_DATA SHOWN_

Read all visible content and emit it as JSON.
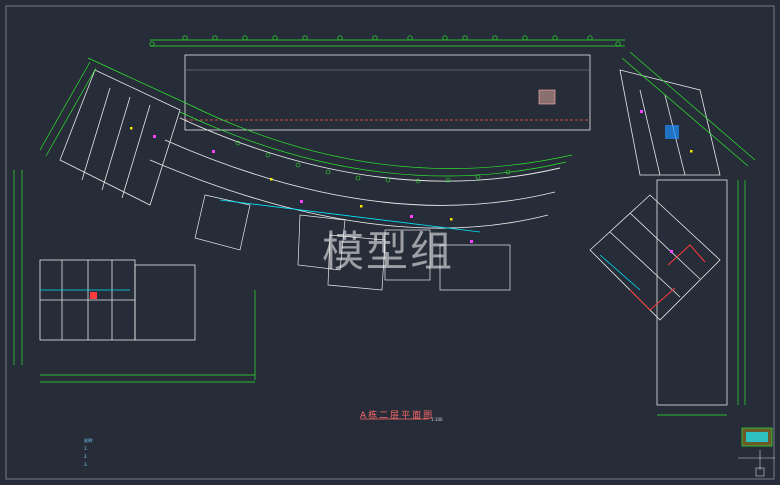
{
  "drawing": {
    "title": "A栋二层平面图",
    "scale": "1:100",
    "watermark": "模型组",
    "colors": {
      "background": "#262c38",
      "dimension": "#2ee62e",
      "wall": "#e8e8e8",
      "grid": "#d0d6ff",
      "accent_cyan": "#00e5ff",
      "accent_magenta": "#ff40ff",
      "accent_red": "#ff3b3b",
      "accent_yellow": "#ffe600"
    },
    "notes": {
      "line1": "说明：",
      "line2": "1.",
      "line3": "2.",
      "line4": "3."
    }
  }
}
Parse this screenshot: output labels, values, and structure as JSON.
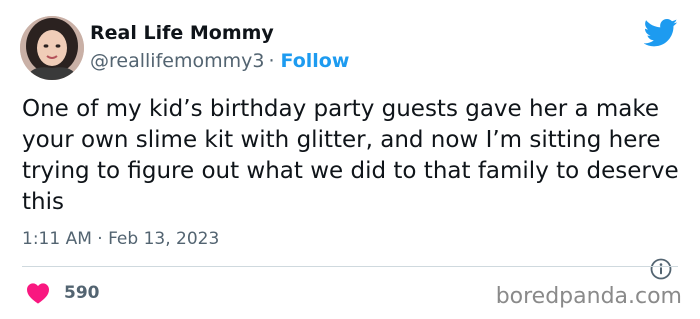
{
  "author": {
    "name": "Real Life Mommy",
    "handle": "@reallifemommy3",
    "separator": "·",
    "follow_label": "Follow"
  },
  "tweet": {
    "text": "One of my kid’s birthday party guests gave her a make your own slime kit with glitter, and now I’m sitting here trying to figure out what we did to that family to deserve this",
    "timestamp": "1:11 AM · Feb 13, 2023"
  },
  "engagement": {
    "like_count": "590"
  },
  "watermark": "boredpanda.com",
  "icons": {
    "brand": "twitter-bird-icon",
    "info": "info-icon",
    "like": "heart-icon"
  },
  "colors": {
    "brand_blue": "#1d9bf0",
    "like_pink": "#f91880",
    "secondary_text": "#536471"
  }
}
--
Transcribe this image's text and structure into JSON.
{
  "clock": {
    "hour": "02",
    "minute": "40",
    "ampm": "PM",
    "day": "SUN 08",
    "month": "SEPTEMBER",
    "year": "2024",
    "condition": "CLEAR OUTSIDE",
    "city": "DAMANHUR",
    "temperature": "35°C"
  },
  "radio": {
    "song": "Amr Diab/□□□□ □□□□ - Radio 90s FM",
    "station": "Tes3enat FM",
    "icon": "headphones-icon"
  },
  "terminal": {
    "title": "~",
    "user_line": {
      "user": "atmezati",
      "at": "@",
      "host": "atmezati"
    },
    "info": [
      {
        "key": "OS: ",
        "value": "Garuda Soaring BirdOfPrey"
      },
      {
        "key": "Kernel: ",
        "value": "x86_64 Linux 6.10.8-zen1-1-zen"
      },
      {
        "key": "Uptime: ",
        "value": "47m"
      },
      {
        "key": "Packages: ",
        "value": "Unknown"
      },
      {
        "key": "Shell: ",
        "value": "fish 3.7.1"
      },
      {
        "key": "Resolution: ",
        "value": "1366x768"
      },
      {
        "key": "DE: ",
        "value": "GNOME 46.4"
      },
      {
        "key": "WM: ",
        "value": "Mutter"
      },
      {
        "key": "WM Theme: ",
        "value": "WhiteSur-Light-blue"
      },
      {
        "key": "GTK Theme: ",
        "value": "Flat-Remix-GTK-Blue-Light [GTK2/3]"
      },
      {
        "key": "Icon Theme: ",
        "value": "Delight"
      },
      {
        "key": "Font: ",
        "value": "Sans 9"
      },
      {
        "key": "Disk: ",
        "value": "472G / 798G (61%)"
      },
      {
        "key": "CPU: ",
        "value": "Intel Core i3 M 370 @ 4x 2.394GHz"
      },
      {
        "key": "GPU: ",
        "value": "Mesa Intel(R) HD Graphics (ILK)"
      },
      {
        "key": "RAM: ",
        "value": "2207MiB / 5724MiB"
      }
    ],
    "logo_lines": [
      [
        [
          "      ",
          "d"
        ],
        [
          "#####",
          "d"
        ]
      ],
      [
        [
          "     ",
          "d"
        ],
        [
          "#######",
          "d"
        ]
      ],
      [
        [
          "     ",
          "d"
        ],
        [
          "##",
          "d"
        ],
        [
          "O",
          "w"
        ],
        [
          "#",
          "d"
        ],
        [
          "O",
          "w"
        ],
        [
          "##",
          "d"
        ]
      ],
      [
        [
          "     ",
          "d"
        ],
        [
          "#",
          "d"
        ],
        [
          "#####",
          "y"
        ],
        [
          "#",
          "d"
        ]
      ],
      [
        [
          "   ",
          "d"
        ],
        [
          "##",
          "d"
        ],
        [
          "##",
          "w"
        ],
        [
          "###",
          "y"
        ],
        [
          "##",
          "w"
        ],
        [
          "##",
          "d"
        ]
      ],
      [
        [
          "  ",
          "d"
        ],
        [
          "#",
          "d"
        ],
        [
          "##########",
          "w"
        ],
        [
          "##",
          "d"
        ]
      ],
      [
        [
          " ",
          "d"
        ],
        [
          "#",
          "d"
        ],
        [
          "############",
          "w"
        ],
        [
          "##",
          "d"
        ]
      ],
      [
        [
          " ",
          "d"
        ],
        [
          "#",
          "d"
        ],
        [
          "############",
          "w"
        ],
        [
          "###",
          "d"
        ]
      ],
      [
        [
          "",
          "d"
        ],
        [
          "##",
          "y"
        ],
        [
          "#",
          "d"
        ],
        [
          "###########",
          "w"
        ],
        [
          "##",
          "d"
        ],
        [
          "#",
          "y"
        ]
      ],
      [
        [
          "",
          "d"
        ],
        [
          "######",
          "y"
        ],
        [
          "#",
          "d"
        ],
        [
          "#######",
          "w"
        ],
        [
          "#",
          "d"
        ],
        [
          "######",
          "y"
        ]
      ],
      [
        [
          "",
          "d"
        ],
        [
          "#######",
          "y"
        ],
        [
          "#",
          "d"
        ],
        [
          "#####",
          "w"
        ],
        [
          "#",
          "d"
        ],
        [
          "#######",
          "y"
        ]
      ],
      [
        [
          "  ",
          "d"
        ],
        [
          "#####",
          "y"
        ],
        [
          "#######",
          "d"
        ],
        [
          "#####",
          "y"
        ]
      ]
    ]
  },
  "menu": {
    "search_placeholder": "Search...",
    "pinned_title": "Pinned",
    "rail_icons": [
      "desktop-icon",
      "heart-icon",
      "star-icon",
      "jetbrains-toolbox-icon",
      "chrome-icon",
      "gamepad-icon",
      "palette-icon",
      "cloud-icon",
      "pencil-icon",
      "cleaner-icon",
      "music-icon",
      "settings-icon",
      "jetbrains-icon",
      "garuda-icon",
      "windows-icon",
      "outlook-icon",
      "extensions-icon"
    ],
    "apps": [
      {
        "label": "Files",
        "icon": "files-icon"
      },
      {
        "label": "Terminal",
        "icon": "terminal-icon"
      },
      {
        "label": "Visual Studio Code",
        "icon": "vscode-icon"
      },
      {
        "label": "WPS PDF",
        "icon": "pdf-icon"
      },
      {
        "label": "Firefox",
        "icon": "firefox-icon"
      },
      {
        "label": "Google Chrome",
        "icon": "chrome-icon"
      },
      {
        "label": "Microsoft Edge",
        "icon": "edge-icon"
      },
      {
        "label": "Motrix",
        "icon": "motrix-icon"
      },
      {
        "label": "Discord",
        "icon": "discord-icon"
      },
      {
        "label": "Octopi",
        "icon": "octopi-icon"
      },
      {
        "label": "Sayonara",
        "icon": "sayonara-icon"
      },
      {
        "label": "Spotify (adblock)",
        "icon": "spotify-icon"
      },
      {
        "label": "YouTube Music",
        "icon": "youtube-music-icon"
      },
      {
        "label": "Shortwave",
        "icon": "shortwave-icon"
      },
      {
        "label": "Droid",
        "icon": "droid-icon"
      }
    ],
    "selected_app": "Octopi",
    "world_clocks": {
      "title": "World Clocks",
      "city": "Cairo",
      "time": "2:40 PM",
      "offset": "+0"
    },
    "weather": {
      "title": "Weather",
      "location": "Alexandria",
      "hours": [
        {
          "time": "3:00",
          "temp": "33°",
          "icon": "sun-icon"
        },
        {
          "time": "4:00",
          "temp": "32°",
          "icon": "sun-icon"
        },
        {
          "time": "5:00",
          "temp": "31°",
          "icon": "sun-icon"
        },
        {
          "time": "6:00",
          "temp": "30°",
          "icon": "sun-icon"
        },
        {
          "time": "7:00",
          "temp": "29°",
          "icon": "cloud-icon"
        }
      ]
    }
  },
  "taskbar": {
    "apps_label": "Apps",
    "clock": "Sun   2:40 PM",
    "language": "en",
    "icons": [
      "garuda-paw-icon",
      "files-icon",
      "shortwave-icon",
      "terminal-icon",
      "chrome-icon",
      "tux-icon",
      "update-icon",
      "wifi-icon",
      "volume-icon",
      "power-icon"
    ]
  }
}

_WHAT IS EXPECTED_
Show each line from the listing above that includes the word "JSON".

_RESULT OF THIS TASK_
Read all visible content and emit it as JSON.
Parse this screenshot: output labels, values, and structure as JSON.
Transcribe this image's text and structure into JSON.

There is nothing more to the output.